Ariadne has spent the last few days resting, restoring, and refueling in the island of Madeira. She and her crew have set off again today at the start of the long leg across the Atlantic to Tortola. Since leaving France she has put 1000 nautical miles under her keel, and will have covered another 2700 before we see her in a month or so when she gets to her new home port.
Leaving Madeira marks another first; she has crossed her first time zone, and will cross several more before reaching the Caribbean. Knowledge of the time is a vital factor in ocean travel and navigation. Accurately knowing the time of noon at an expected place in the world gives a navigator the ability to update their longitudinal position based on the actual elevation of the sun above the horizon, compared with where they thought it would be at noon on a particular day. The noon sun-sight, together with morning and evening star sights, were the basis of accurate navigation and exploration before the development of radio direction finding equipment and then satellite navigation systems. I could spend some time on this topic alone, but others have and much more eloquently. So, if you are interested, read Longitude by Dava Sobel or visit the Royal Observatory at the Greenwich Maritime Museum in London. It’s well worth it.
That said - mistakes can, and sadly do, get made! I often chuckle at the, possibly apocryphal, story of a tiny former colonial outpost somewhere in the Pacific Ocean awaiting the arrival of a warship some 30 years ago or so. The ship was due to make a small ceremonial visit whilst on passage across the Pacific. The island governor and all the local dignitaries were assembled on the harbor wall at the appointed hour on the appointed day. Flags were flying, bands were playing, welcome marquees had been erected. The time that the visiting warship should have appeared over the horizon came… and went… but no vessel was to be seen.
Consternation turned to concern until the message went around that the unfortunate ship’s navigator had omitted to factor the time change, and more importantly day change, presented by the passing of the international date line into his calculations correctly.

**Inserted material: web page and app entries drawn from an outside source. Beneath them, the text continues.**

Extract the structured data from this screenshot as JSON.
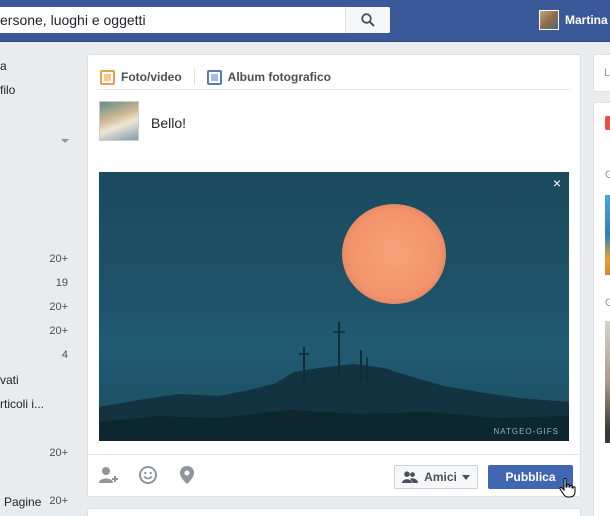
{
  "colors": {
    "brand": "#3b5998",
    "publish": "#4267b2",
    "page_bg": "#e9ebee"
  },
  "topbar": {
    "search_placeholder": "ersone, luoghi e oggetti",
    "search_icon": "search-icon",
    "user_name": "Martina"
  },
  "leftnav": {
    "items": [
      {
        "label": "a",
        "count": ""
      },
      {
        "label": "filo",
        "count": ""
      },
      {
        "label": "",
        "count": "20+"
      },
      {
        "label": "",
        "count": "19"
      },
      {
        "label": "",
        "count": "20+"
      },
      {
        "label": "",
        "count": "20+"
      },
      {
        "label": "",
        "count": "4"
      },
      {
        "label": "vati",
        "count": ""
      },
      {
        "label": "rticoli i...",
        "count": ""
      },
      {
        "label": "",
        "count": "20+"
      },
      {
        "label": "Pagine",
        "count": "20+"
      }
    ]
  },
  "composer": {
    "tab_photo": "Foto/video",
    "tab_album": "Album fotografico",
    "post_text": "Bello!",
    "gif_credit": "NATGEO-GIFS",
    "close_label": "×",
    "audience_label": "Amici",
    "publish_label": "Pubblica"
  },
  "rightcol": {
    "card1_letter": "L",
    "letter_1": "G",
    "letter_2": "G"
  }
}
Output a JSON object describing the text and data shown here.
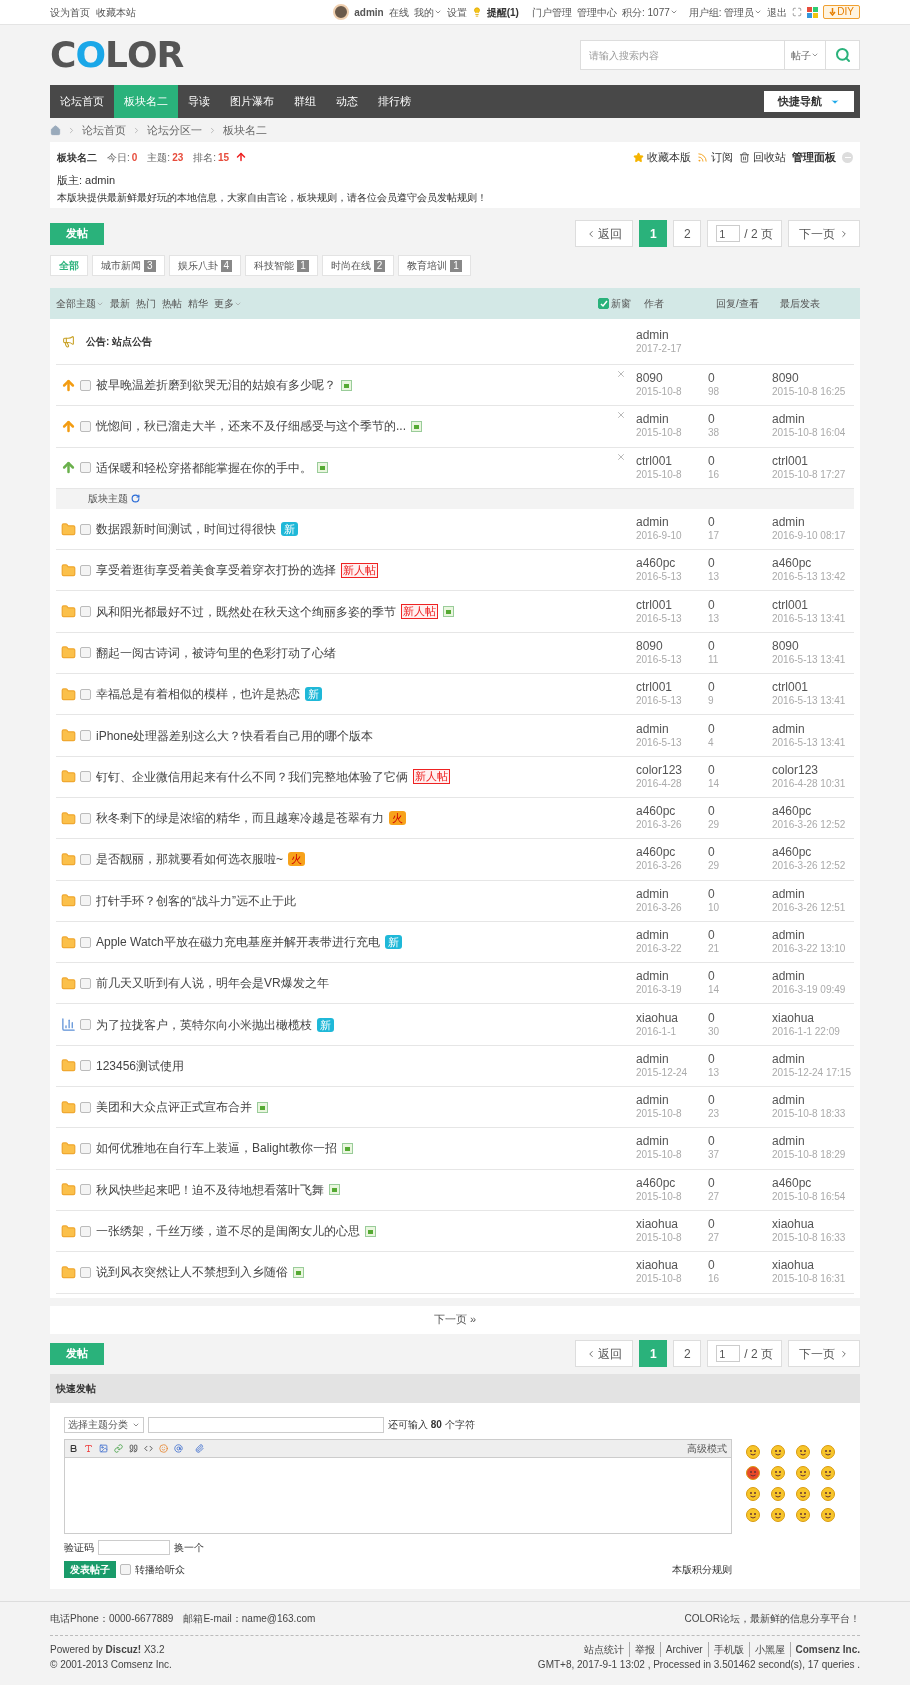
{
  "topbar": {
    "left_links": [
      "设为首页",
      "收藏本站"
    ],
    "user": "admin",
    "status": "在线",
    "menus": [
      {
        "label": "我的",
        "dropdown": true
      },
      {
        "label": "设置",
        "dropdown": false
      }
    ],
    "reminder": "提醒(1)",
    "links": [
      "门户管理",
      "管理中心"
    ],
    "points": "积分: 1077",
    "group": "用户组: 管理员",
    "logout": "退出",
    "diy": "DIY"
  },
  "logo": "COLOR",
  "search": {
    "placeholder": "请输入搜索内容",
    "scope": "帖子"
  },
  "nav": [
    {
      "label": "论坛首页",
      "selected": false
    },
    {
      "label": "板块名二",
      "selected": true
    },
    {
      "label": "导读",
      "selected": false
    },
    {
      "label": "图片瀑布",
      "selected": false
    },
    {
      "label": "群组",
      "selected": false
    },
    {
      "label": "动态",
      "selected": false
    },
    {
      "label": "排行榜",
      "selected": false
    }
  ],
  "quick_nav": "快捷导航",
  "breadcrumb": [
    "论坛首页",
    "论坛分区一",
    "板块名二"
  ],
  "forum": {
    "name": "板块名二",
    "stats": [
      {
        "label": "今日:",
        "value": "0"
      },
      {
        "label": "主题:",
        "value": "23"
      },
      {
        "label": "排名:",
        "value": "15"
      }
    ],
    "actions": [
      {
        "kind": "star",
        "label": "收藏本版"
      },
      {
        "kind": "rss",
        "label": "订阅"
      },
      {
        "kind": "trash",
        "label": "回收站"
      },
      {
        "kind": "plain",
        "label": "管理面板"
      }
    ],
    "moderator": "版主: admin",
    "description": "本版块提供最新鲜最好玩的本地信息，大家自由言论，板块规则，请各位会员遵守会员发帖规则！"
  },
  "post_button_top": "发帖",
  "post_button_bottom": "发帖",
  "pagination_top": {
    "back": "返回",
    "pages": [
      {
        "label": "1",
        "selected": true
      },
      {
        "label": "2",
        "selected": false
      }
    ],
    "page_input": "1",
    "total": "/ 2 页",
    "next": "下一页"
  },
  "filters": [
    {
      "label": "全部",
      "selected": true
    },
    {
      "label": "城市新闻",
      "count": "3",
      "selected": false
    },
    {
      "label": "娱乐八卦",
      "count": "4",
      "selected": false
    },
    {
      "label": "科技智能",
      "count": "1",
      "selected": false
    },
    {
      "label": "时尚在线",
      "count": "2",
      "selected": false
    },
    {
      "label": "教育培训",
      "count": "1",
      "selected": false
    }
  ],
  "table": {
    "sort_tabs": [
      {
        "label": "全部主题",
        "caret": true
      },
      {
        "label": "最新",
        "caret": false
      },
      {
        "label": "热门",
        "caret": false
      },
      {
        "label": "热帖",
        "caret": false
      },
      {
        "label": "精华",
        "caret": false
      },
      {
        "label": "更多",
        "caret": true
      }
    ],
    "new_window": {
      "label": "新窗",
      "checked": true
    },
    "columns": [
      "作者",
      "回复/查看",
      "最后发表"
    ]
  },
  "announcement": {
    "title": "公告: 站点公告",
    "author": "admin",
    "date": "2017-2-17"
  },
  "sticky_threads": [
    {
      "title": "被早晚温差折磨到欲哭无泪的姑娘有多少呢？",
      "color": "#f39c12",
      "checked": false,
      "badges": [
        {
          "kind": "pic"
        }
      ],
      "author": "8090",
      "date": "2015-10-8",
      "replies": "0",
      "views": "98",
      "last_author": "8090",
      "last_time": "2015-10-8 16:25"
    },
    {
      "title": "恍惚间，秋已溜走大半，还来不及仔细感受与这个季节的...",
      "color": "#f39c12",
      "checked": false,
      "badges": [
        {
          "kind": "pic"
        }
      ],
      "author": "admin",
      "date": "2015-10-8",
      "replies": "0",
      "views": "38",
      "last_author": "admin",
      "last_time": "2015-10-8 16:04"
    },
    {
      "title": "适保暖和轻松穿搭都能掌握在你的手中。",
      "color": "#6ab04c",
      "checked": false,
      "badges": [
        {
          "kind": "pic"
        }
      ],
      "author": "ctrl001",
      "date": "2015-10-8",
      "replies": "0",
      "views": "16",
      "last_author": "ctrl001",
      "last_time": "2015-10-8 17:27"
    }
  ],
  "section_label": "版块主题",
  "threads": [
    {
      "kind": "folder",
      "title": "数据跟新时间测试，时间过得很快",
      "checked": false,
      "badges": [
        {
          "kind": "new",
          "label": "新"
        }
      ],
      "author": "admin",
      "date": "2016-9-10",
      "replies": "0",
      "views": "17",
      "last_author": "admin",
      "last_time": "2016-9-10 08:17"
    },
    {
      "kind": "folder",
      "title": "享受着逛街享受着美食享受着穿衣打扮的选择",
      "checked": false,
      "badges": [
        {
          "kind": "newbie",
          "label": "新人帖"
        }
      ],
      "author": "a460pc",
      "date": "2016-5-13",
      "replies": "0",
      "views": "13",
      "last_author": "a460pc",
      "last_time": "2016-5-13 13:42"
    },
    {
      "kind": "folder",
      "title": "风和阳光都最好不过，既然处在秋天这个绚丽多姿的季节",
      "checked": false,
      "badges": [
        {
          "kind": "newbie",
          "label": "新人帖"
        },
        {
          "kind": "pic"
        }
      ],
      "author": "ctrl001",
      "date": "2016-5-13",
      "replies": "0",
      "views": "13",
      "last_author": "ctrl001",
      "last_time": "2016-5-13 13:41"
    },
    {
      "kind": "folder",
      "title": "翻起一阅古诗词，被诗句里的色彩打动了心绪",
      "checked": false,
      "author": "8090",
      "date": "2016-5-13",
      "replies": "0",
      "views": "11",
      "last_author": "8090",
      "last_time": "2016-5-13 13:41"
    },
    {
      "kind": "folder",
      "title": "幸福总是有着相似的模样，也许是热恋",
      "checked": false,
      "badges": [
        {
          "kind": "new",
          "label": "新"
        }
      ],
      "author": "ctrl001",
      "date": "2016-5-13",
      "replies": "0",
      "views": "9",
      "last_author": "ctrl001",
      "last_time": "2016-5-13 13:41"
    },
    {
      "kind": "folder",
      "title": "iPhone处理器差别这么大？快看看自己用的哪个版本",
      "checked": false,
      "author": "admin",
      "date": "2016-5-13",
      "replies": "0",
      "views": "4",
      "last_author": "admin",
      "last_time": "2016-5-13 13:41"
    },
    {
      "kind": "folder",
      "title": "钉钉、企业微信用起来有什么不同？我们完整地体验了它俩",
      "checked": false,
      "badges": [
        {
          "kind": "newbie",
          "label": "新人帖"
        }
      ],
      "author": "color123",
      "date": "2016-4-28",
      "replies": "0",
      "views": "14",
      "last_author": "color123",
      "last_time": "2016-4-28 10:31"
    },
    {
      "kind": "folder",
      "title": "秋冬剩下的绿是浓缩的精华，而且越寒冷越是苍翠有力",
      "checked": false,
      "badges": [
        {
          "kind": "hot",
          "label": "火"
        }
      ],
      "author": "a460pc",
      "date": "2016-3-26",
      "replies": "0",
      "views": "29",
      "last_author": "a460pc",
      "last_time": "2016-3-26 12:52"
    },
    {
      "kind": "folder",
      "title": "是否靓丽，那就要看如何选衣服啦~",
      "checked": false,
      "badges": [
        {
          "kind": "hot",
          "label": "火"
        }
      ],
      "author": "a460pc",
      "date": "2016-3-26",
      "replies": "0",
      "views": "29",
      "last_author": "a460pc",
      "last_time": "2016-3-26 12:52"
    },
    {
      "kind": "folder",
      "title": "打针手环？创客的“战斗力”远不止于此",
      "checked": false,
      "author": "admin",
      "date": "2016-3-26",
      "replies": "0",
      "views": "10",
      "last_author": "admin",
      "last_time": "2016-3-26 12:51"
    },
    {
      "kind": "folder",
      "title": "Apple Watch平放在磁力充电基座并解开表带进行充电",
      "checked": false,
      "badges": [
        {
          "kind": "new",
          "label": "新"
        }
      ],
      "author": "admin",
      "date": "2016-3-22",
      "replies": "0",
      "views": "21",
      "last_author": "admin",
      "last_time": "2016-3-22 13:10"
    },
    {
      "kind": "folder",
      "title": "前几天又听到有人说，明年会是VR爆发之年",
      "checked": false,
      "author": "admin",
      "date": "2016-3-19",
      "replies": "0",
      "views": "14",
      "last_author": "admin",
      "last_time": "2016-3-19 09:49"
    },
    {
      "kind": "poll",
      "title": "为了拉拢客户，英特尔向小米抛出橄榄枝",
      "checked": false,
      "badges": [
        {
          "kind": "new",
          "label": "新"
        }
      ],
      "author": "xiaohua",
      "date": "2016-1-1",
      "replies": "0",
      "views": "30",
      "last_author": "xiaohua",
      "last_time": "2016-1-1 22:09"
    },
    {
      "kind": "folder",
      "title": "123456测试使用",
      "checked": false,
      "author": "admin",
      "date": "2015-12-24",
      "replies": "0",
      "views": "13",
      "last_author": "admin",
      "last_time": "2015-12-24 17:15"
    },
    {
      "kind": "folder",
      "title": "美团和大众点评正式宣布合并",
      "checked": false,
      "badges": [
        {
          "kind": "pic"
        }
      ],
      "author": "admin",
      "date": "2015-10-8",
      "replies": "0",
      "views": "23",
      "last_author": "admin",
      "last_time": "2015-10-8 18:33"
    },
    {
      "kind": "folder",
      "title": "如何优雅地在自行车上装逼，Balight教你一招",
      "checked": false,
      "badges": [
        {
          "kind": "pic"
        }
      ],
      "author": "admin",
      "date": "2015-10-8",
      "replies": "0",
      "views": "37",
      "last_author": "admin",
      "last_time": "2015-10-8 18:29"
    },
    {
      "kind": "folder",
      "title": "秋风快些起来吧！迫不及待地想看落叶飞舞",
      "checked": false,
      "badges": [
        {
          "kind": "pic"
        }
      ],
      "author": "a460pc",
      "date": "2015-10-8",
      "replies": "0",
      "views": "27",
      "last_author": "a460pc",
      "last_time": "2015-10-8 16:54"
    },
    {
      "kind": "folder",
      "title": "一张绣架，千丝万缕，道不尽的是闺阁女儿的心思",
      "checked": false,
      "badges": [
        {
          "kind": "pic"
        }
      ],
      "author": "xiaohua",
      "date": "2015-10-8",
      "replies": "0",
      "views": "27",
      "last_author": "xiaohua",
      "last_time": "2015-10-8 16:33"
    },
    {
      "kind": "folder",
      "title": "说到风衣突然让人不禁想到入乡随俗",
      "checked": false,
      "badges": [
        {
          "kind": "pic"
        }
      ],
      "author": "xiaohua",
      "date": "2015-10-8",
      "replies": "0",
      "views": "16",
      "last_author": "xiaohua",
      "last_time": "2015-10-8 16:31"
    }
  ],
  "next_page": "下一页 »",
  "pagination_bottom": {
    "back": "返回",
    "pages": [
      {
        "label": "1",
        "selected": true
      },
      {
        "label": "2",
        "selected": false
      }
    ],
    "page_input": "1",
    "total": "/ 2 页",
    "next": "下一页"
  },
  "quick_post": {
    "title": "快速发帖",
    "category": "选择主题分类",
    "char_hint": "还可输入 **80** 个字符",
    "advanced": "高级模式",
    "captcha_label": "验证码",
    "captcha_change": "换一个",
    "submit": "发表帖子",
    "broadcast": {
      "label": "转播给听众",
      "checked": false
    },
    "rules": "本版积分规则"
  },
  "footer": {
    "phone": "电话Phone：0000-6677889",
    "email": "邮箱E-mail：name@163.com",
    "slogan": "COLOR论坛，最新鲜的信息分享平台！",
    "powered": "Powered by **Discuz!** X3.2",
    "copyright": "© 2001-2013 Comsenz Inc.",
    "links": [
      {
        "label": "站点统计",
        "bold": false
      },
      {
        "label": "举报",
        "bold": false
      },
      {
        "label": "Archiver",
        "bold": false
      },
      {
        "label": "手机版",
        "bold": false
      },
      {
        "label": "小黑屋",
        "bold": false
      },
      {
        "label": "Comsenz Inc.",
        "bold": true
      }
    ],
    "stats": "GMT+8, 2017-9-1 13:02 , Processed in 3.501462 second(s), 17 queries ."
  }
}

Consequently some time earlier while on passage he had adjusted the ships speed in order to arrive at what he thought was the right time, but it was in fact a full 24 hours late! The arrival ceremony the next day was a great deal less impressive…
The fate of the navigator and his captain, who of course is ultimately responsible for his team, was not well documented - but I am sure it was not the most career enhancing move for either of them!

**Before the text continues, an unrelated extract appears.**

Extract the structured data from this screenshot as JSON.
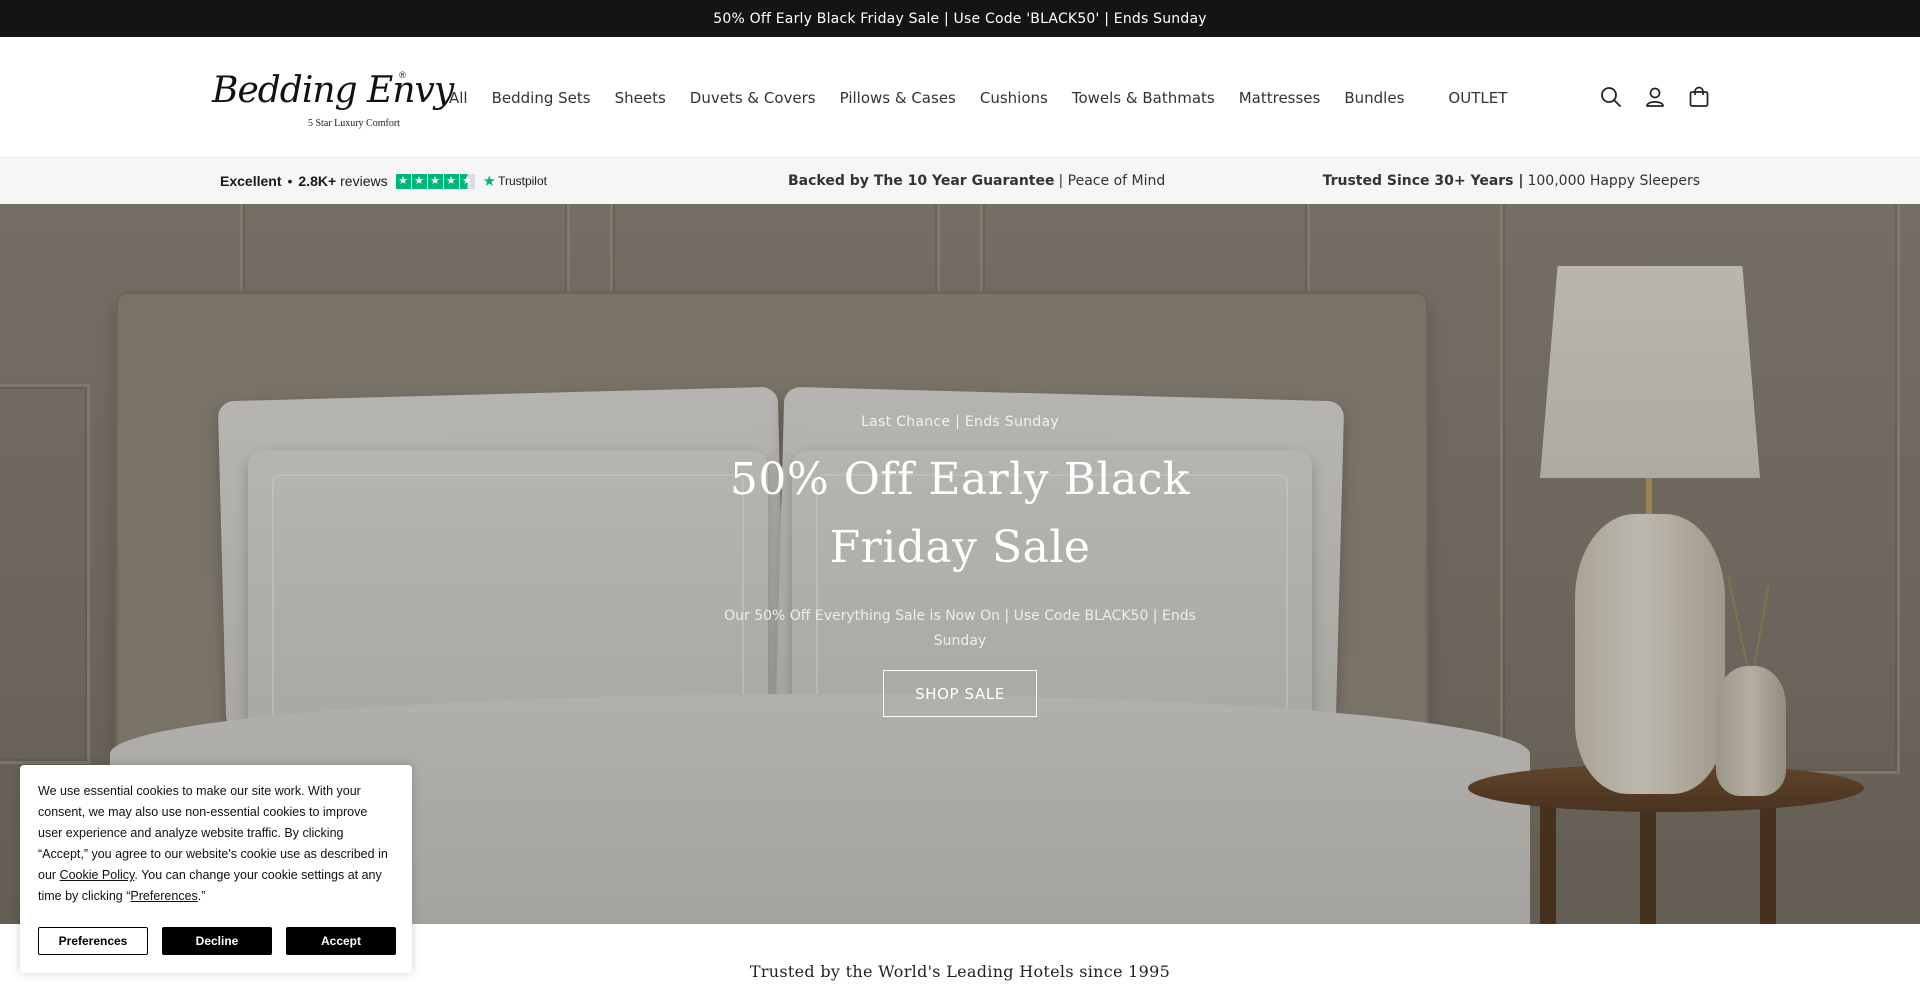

No date lines to pass in the Atlantic thankfully, just 5 timezones before reaching the waters of the BVI. Can’t come soon enough.